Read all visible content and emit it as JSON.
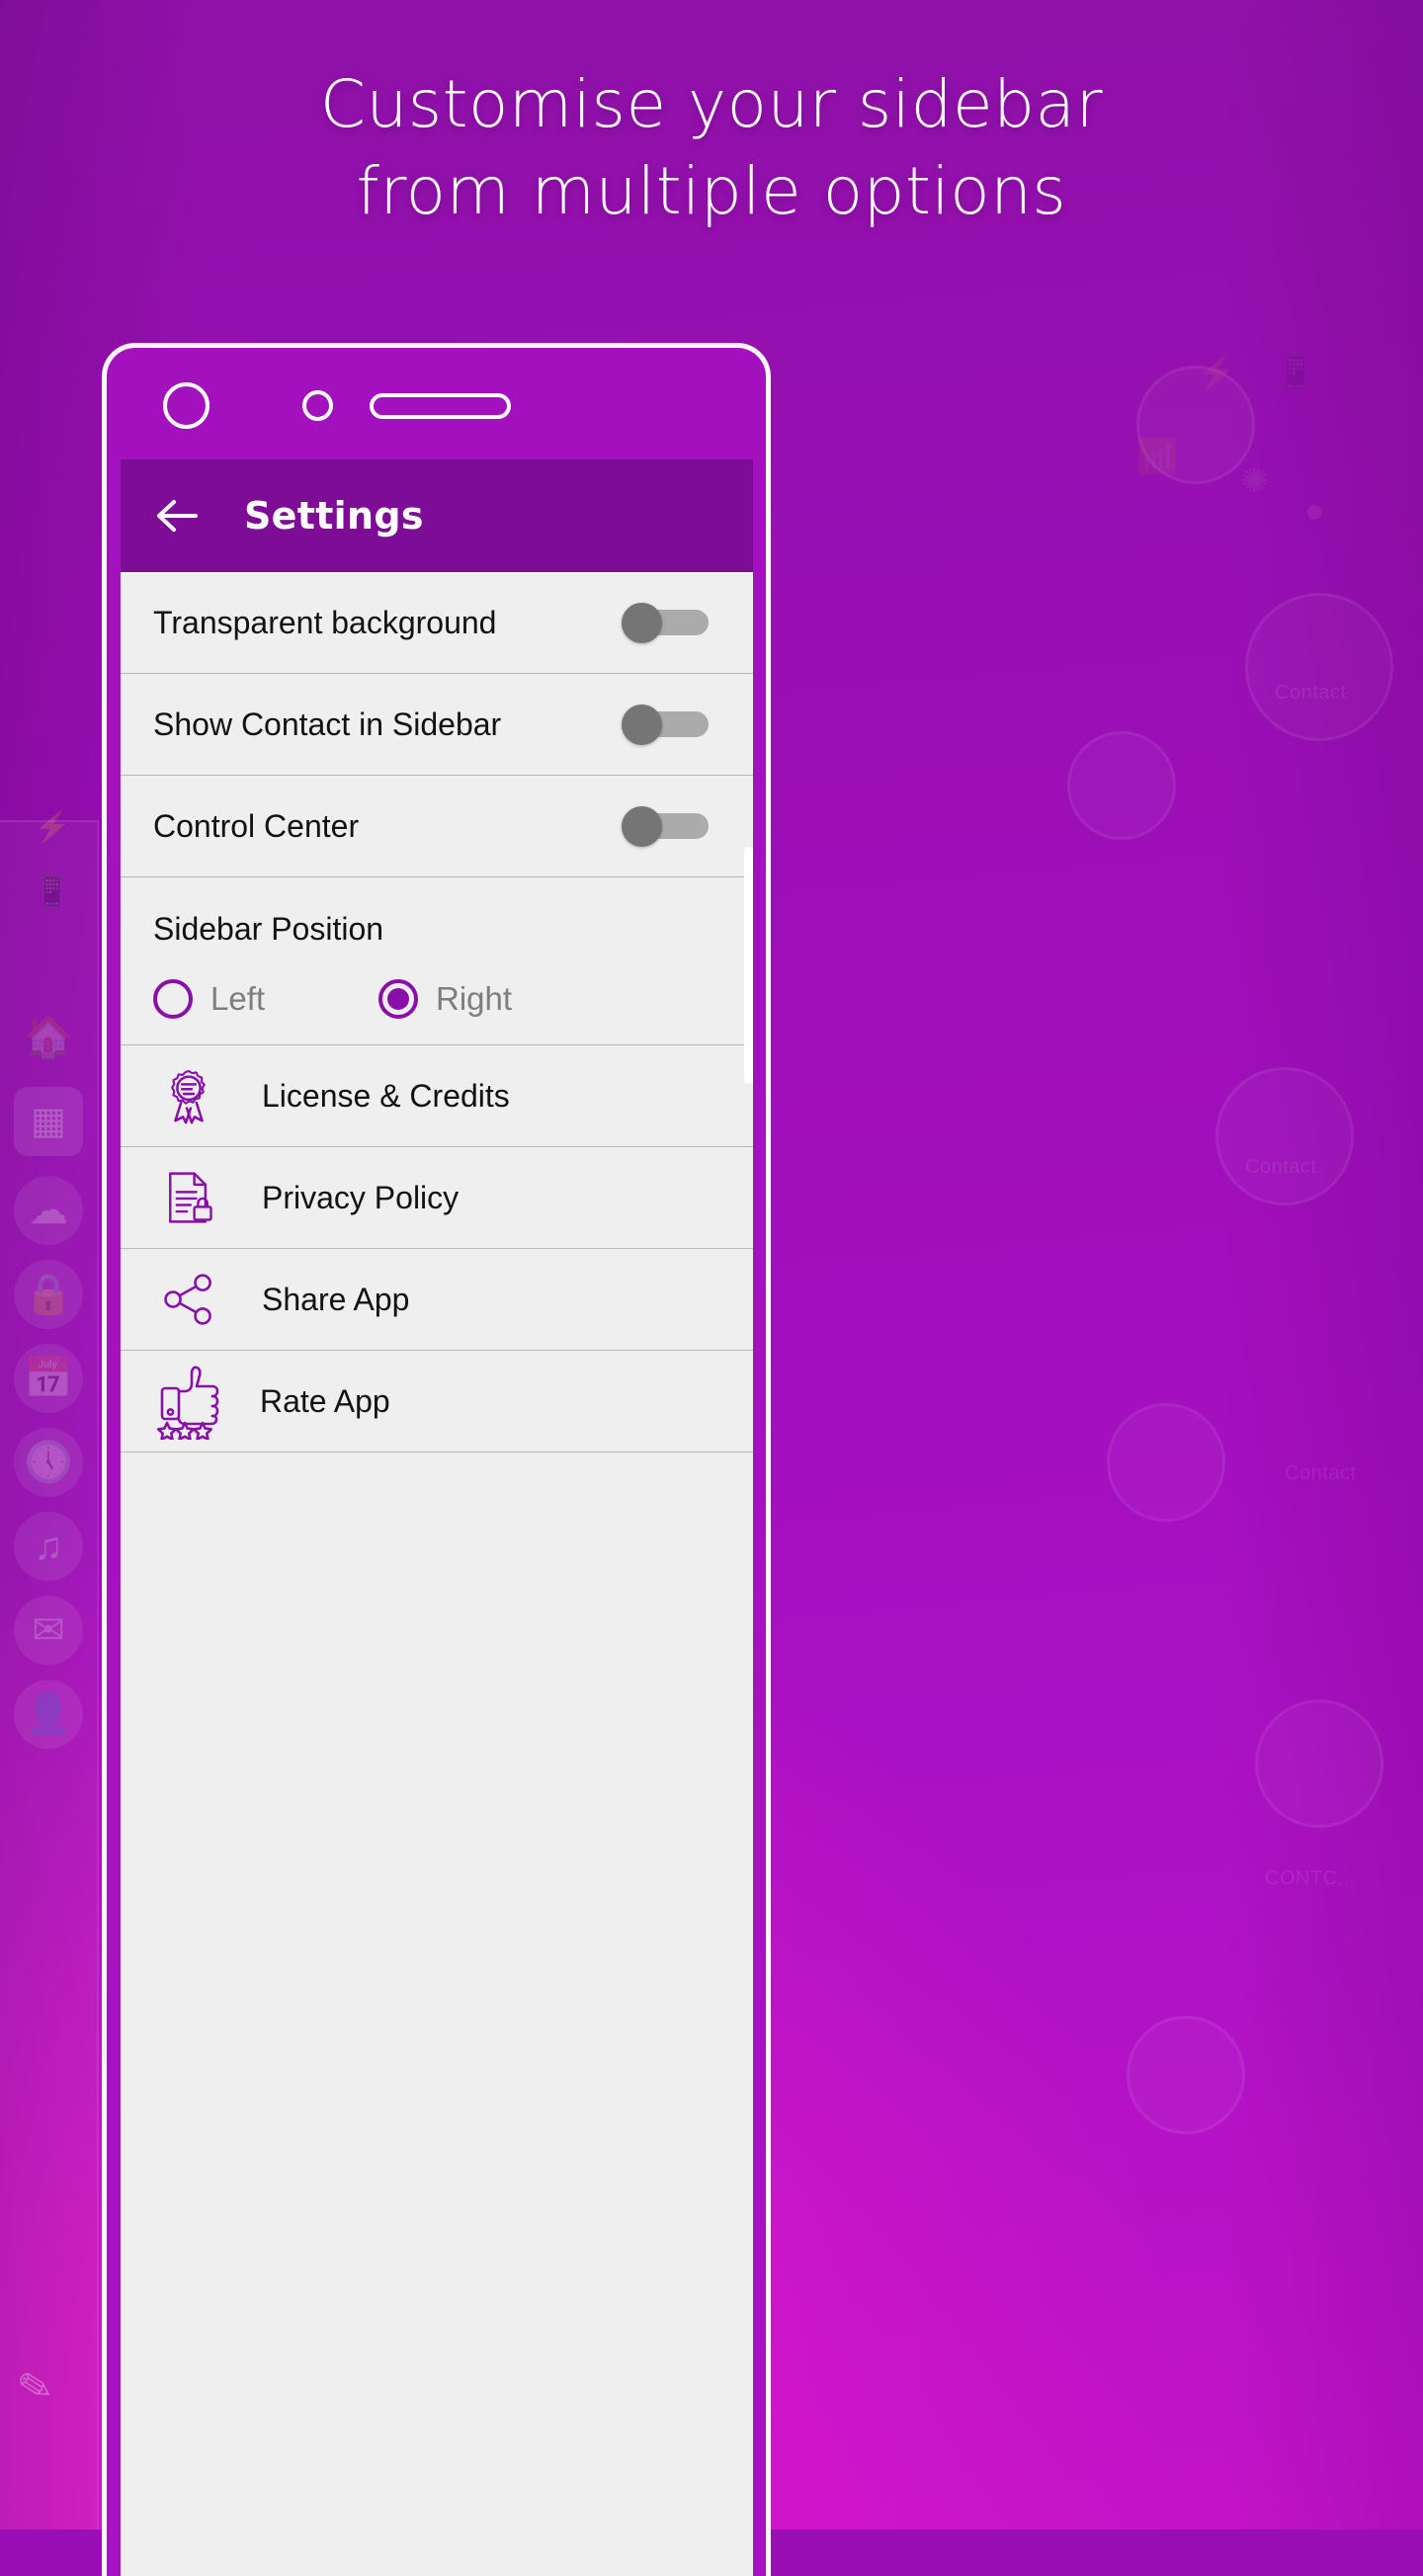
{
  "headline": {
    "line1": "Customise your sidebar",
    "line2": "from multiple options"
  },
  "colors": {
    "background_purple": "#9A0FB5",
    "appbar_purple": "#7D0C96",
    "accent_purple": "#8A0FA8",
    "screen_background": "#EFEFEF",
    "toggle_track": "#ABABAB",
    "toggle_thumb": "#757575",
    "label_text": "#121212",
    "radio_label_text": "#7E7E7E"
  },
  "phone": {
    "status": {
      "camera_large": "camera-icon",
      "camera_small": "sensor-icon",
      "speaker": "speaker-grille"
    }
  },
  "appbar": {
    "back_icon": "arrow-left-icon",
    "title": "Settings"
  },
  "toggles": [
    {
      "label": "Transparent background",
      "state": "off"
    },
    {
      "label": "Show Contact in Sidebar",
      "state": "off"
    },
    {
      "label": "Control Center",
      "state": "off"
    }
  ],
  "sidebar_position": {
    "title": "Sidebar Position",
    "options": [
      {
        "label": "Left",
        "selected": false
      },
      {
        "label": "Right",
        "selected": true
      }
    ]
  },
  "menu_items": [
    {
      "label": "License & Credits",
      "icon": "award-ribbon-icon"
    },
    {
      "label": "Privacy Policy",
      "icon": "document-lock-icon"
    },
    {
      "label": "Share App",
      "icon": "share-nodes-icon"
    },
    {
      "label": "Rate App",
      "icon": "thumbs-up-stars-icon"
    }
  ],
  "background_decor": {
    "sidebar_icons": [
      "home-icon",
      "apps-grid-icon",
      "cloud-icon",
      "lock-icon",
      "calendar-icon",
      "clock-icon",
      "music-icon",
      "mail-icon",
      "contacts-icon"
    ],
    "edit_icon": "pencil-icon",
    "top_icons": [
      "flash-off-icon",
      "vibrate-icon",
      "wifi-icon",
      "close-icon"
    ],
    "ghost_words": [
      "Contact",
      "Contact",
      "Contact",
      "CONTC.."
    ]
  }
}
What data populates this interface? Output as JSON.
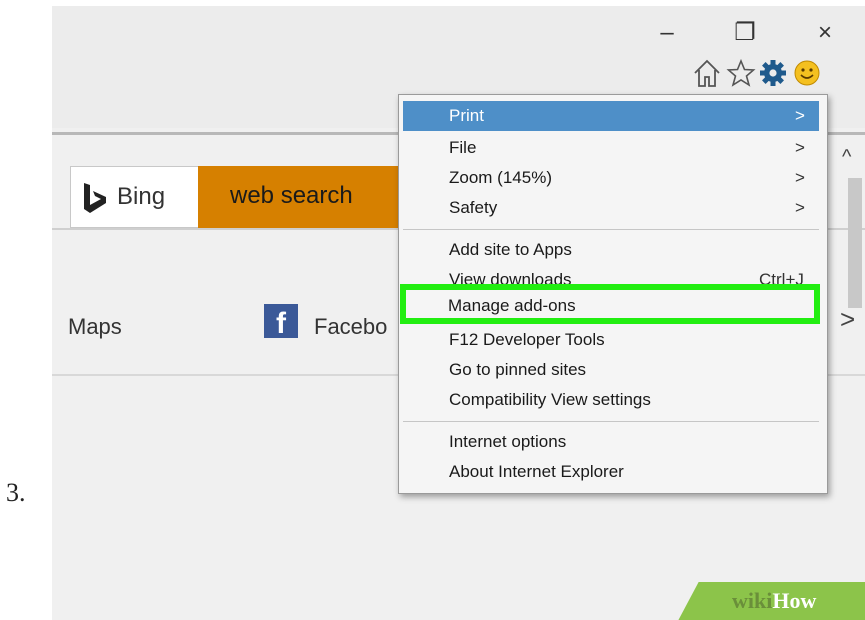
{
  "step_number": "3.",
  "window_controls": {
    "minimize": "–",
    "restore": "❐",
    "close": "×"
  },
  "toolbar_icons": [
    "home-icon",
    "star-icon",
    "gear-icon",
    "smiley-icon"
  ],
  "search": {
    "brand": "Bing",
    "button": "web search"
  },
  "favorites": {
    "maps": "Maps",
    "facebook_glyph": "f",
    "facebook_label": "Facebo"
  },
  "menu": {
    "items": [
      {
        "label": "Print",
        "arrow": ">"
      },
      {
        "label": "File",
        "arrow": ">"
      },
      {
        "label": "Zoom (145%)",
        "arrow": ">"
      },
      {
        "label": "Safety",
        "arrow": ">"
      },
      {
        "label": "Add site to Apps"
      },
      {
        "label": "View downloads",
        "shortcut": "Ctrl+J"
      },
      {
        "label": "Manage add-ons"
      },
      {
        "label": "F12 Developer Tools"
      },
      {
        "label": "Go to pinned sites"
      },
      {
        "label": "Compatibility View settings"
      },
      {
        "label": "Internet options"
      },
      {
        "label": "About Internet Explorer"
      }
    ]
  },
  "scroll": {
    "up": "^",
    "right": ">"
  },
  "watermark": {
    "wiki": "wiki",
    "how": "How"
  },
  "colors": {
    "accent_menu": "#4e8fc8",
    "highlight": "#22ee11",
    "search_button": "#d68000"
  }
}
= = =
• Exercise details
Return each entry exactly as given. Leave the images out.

• Your response
Read all visible content and emit it as JSON.
{
  "headline": {
    "line1": "Customise your sidebar",
    "line2": "from multiple options"
  },
  "colors": {
    "background_purple": "#9A0FB5",
    "appbar_purple": "#7D0C96",
    "accent_purple": "#8A0FA8",
    "screen_background": "#EFEFEF",
    "toggle_track": "#ABABAB",
    "toggle_thumb": "#757575",
    "label_text": "#121212",
    "radio_label_text": "#7E7E7E"
  },
  "phone": {
    "status": {
      "camera_large": "camera-icon",
      "camera_small": "sensor-icon",
      "speaker": "speaker-grille"
    }
  },
  "appbar": {
    "back_icon": "arrow-left-icon",
    "title": "Settings"
  },
  "toggles": [
    {
      "label": "Transparent background",
      "state": "off"
    },
    {
      "label": "Show Contact in Sidebar",
      "state": "off"
    },
    {
      "label": "Control Center",
      "state": "off"
    }
  ],
  "sidebar_position": {
    "title": "Sidebar Position",
    "options": [
      {
        "label": "Left",
        "selected": false
      },
      {
        "label": "Right",
        "selected": true
      }
    ]
  },
  "menu_items": [
    {
      "label": "License & Credits",
      "icon": "award-ribbon-icon"
    },
    {
      "label": "Privacy Policy",
      "icon": "document-lock-icon"
    },
    {
      "label": "Share App",
      "icon": "share-nodes-icon"
    },
    {
      "label": "Rate App",
      "icon": "thumbs-up-stars-icon"
    }
  ],
  "background_decor": {
    "sidebar_icons": [
      "home-icon",
      "apps-grid-icon",
      "cloud-icon",
      "lock-icon",
      "calendar-icon",
      "clock-icon",
      "music-icon",
      "mail-icon",
      "contacts-icon"
    ],
    "edit_icon": "pencil-icon",
    "top_icons": [
      "flash-off-icon",
      "vibrate-icon",
      "wifi-icon",
      "close-icon"
    ],
    "ghost_words": [
      "Contact",
      "Contact",
      "Contact",
      "CONTC.."
    ]
  }
}
What data populates this interface? Output as JSON.
{
  "step_number": "3.",
  "window_controls": {
    "minimize": "–",
    "restore": "❐",
    "close": "×"
  },
  "toolbar_icons": [
    "home-icon",
    "star-icon",
    "gear-icon",
    "smiley-icon"
  ],
  "search": {
    "brand": "Bing",
    "button": "web search"
  },
  "favorites": {
    "maps": "Maps",
    "facebook_glyph": "f",
    "facebook_label": "Facebo"
  },
  "menu": {
    "items": [
      {
        "label": "Print",
        "arrow": ">"
      },
      {
        "label": "File",
        "arrow": ">"
      },
      {
        "label": "Zoom (145%)",
        "arrow": ">"
      },
      {
        "label": "Safety",
        "arrow": ">"
      },
      {
        "label": "Add site to Apps"
      },
      {
        "label": "View downloads",
        "shortcut": "Ctrl+J"
      },
      {
        "label": "Manage add-ons"
      },
      {
        "label": "F12 Developer Tools"
      },
      {
        "label": "Go to pinned sites"
      },
      {
        "label": "Compatibility View settings"
      },
      {
        "label": "Internet options"
      },
      {
        "label": "About Internet Explorer"
      }
    ]
  },
  "scroll": {
    "up": "^",
    "right": ">"
  },
  "watermark": {
    "wiki": "wiki",
    "how": "How"
  },
  "colors": {
    "accent_menu": "#4e8fc8",
    "highlight": "#22ee11",
    "search_button": "#d68000"
  }
}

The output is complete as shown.